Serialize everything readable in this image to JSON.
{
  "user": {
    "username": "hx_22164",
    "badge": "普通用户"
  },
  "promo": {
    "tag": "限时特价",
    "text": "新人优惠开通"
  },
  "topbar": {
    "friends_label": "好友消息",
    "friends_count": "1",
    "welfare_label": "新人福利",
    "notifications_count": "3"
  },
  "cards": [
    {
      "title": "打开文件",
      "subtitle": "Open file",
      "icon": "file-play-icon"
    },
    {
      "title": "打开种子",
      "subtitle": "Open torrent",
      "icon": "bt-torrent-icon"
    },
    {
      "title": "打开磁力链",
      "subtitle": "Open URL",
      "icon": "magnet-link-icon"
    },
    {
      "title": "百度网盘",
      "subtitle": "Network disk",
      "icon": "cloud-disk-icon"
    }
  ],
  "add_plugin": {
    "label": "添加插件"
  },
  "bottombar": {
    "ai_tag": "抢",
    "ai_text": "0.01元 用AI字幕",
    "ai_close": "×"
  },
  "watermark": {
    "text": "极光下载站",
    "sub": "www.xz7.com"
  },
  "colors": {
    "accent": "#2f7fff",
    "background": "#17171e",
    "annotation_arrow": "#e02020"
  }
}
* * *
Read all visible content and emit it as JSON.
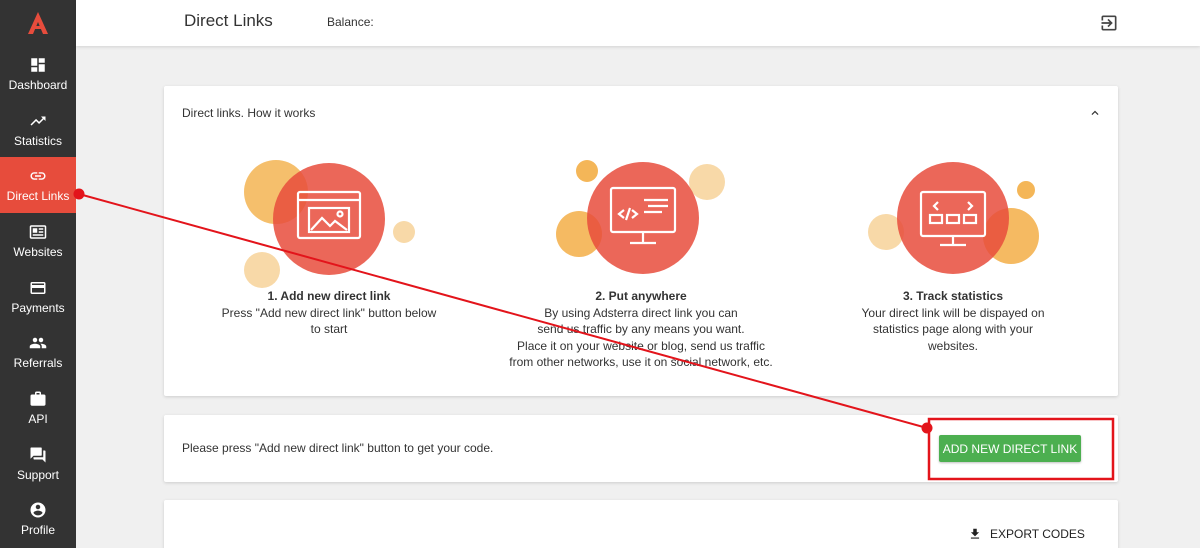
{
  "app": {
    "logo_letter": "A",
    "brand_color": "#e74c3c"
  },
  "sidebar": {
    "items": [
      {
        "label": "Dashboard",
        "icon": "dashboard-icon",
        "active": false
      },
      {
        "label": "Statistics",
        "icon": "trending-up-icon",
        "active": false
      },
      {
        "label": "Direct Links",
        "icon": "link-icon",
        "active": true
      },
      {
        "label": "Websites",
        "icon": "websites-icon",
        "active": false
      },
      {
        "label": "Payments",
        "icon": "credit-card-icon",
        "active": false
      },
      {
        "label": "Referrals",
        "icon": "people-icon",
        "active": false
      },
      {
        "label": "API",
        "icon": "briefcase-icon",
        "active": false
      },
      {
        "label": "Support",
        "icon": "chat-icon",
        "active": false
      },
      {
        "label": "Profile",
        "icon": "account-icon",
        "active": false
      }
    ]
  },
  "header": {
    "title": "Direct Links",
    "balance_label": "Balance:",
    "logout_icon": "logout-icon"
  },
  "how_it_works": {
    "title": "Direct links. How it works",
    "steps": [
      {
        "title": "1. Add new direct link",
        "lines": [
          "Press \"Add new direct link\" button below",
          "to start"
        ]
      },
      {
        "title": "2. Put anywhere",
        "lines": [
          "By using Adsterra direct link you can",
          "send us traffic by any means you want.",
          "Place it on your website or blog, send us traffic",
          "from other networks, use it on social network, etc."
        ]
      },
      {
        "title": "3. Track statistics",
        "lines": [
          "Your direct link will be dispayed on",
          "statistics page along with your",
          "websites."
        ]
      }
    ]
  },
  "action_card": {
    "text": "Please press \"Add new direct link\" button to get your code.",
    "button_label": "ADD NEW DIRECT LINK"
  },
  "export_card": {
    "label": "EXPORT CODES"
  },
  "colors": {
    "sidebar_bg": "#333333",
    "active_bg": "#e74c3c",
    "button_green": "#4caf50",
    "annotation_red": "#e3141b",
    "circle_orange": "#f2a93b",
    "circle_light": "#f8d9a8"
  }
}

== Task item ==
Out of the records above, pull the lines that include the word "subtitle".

== Solution for this problem ==
      "subtitle": "Open file",
      "subtitle": "Open torrent",
      "subtitle": "Open URL",
      "subtitle": "Network disk",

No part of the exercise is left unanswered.